- Seek prenatal care as early as possible. Seeing a healthcare provider as soon as you plan on trying for pregnancy can help you understand how you can keep you and your baby healthy during your pregnancy. It is also beneficial if you have a general health checkup before becoming pregnant to be aware of - and get under control - any health conditions that may make you more susceptible to pregnancy-related health concerns.
- Eat a balanced diet. Eating healthy and nutritious meals can help support you and your baby’s overall health. Eating a variety of food groups each day will help you get the nutrients you need to promote a healthy pregnancy.
- Maintain a healthy weight before and during pregnancy. Maintaining a healthy weight can help lessen the risks of certain congenital abnormalities and pregnancy complications, such as gestational diabetes, high blood pressure, and preeclampsia.

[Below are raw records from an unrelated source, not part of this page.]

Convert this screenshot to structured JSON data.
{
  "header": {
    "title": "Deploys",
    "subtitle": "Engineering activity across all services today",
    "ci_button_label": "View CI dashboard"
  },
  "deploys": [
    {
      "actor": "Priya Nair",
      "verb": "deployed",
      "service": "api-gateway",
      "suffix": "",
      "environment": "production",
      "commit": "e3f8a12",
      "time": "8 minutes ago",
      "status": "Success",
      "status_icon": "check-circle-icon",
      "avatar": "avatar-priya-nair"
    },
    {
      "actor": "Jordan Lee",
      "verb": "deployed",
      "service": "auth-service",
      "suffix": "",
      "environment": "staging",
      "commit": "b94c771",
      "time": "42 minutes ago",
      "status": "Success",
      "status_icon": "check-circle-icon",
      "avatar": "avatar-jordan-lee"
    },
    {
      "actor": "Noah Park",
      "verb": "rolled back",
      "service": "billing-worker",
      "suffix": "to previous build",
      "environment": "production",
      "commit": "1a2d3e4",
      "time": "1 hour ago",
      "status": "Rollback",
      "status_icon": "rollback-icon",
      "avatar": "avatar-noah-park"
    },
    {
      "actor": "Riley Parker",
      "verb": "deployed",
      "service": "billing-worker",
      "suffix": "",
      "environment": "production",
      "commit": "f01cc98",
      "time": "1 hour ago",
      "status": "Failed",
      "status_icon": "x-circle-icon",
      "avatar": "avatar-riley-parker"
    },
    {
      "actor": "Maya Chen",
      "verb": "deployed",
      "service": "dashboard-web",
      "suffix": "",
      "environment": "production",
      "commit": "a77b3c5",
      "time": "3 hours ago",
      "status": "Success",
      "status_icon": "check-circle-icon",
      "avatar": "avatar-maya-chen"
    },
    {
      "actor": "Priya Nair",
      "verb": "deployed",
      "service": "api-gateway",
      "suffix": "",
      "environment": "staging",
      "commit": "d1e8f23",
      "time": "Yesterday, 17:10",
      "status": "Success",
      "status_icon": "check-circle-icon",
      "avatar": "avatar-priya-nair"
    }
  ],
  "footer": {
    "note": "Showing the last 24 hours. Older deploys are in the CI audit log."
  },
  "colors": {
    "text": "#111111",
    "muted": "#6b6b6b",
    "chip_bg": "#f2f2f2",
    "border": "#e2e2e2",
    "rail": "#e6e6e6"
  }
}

- Quit smoking and put adult beverages on hold. Smoking increases the risks of complications like preterm birth and birth defects, and can hinder the baby’s development well after birth. Alcohol has similar effects. Stop smoking and drinking alcohol as soon as you know you’ll start trying to get pregnant.
The bottom line
Getting pregnant at 40 is often possible, even though it may come with a little more risk and take longer. The pregnancy success rates for women in their 40s have increased significantly in the last few decades, likely due to the new reproductive technology available.
Talking to your doctor or OB-GYN can help you better understand the risks and complications that may occur during your pregnancy at 40 and manage them proactively for a healthy pregnancy and delivery. So, be proactive when you are trying to get pregnant in your 40s - it may take longer and come with higher risks, but you are not alone.
Please reach out if you have any questions about getting pregnant or maintaining a healthy pregnancy in your 40s. We are with you.
Ovaterra provides reproductive health resources for general, educational purposes only. This content is not intended to replace medical advice from a qualified healthcare professional. Similarly, when making your financial decisions, please consult qualified financial professionals who can make individual recommendations.
Supplement Your Journey with 10% off
Sign up to receive exclusive offers, early access to new products and 10% off all Ovaterra supplements in your first order.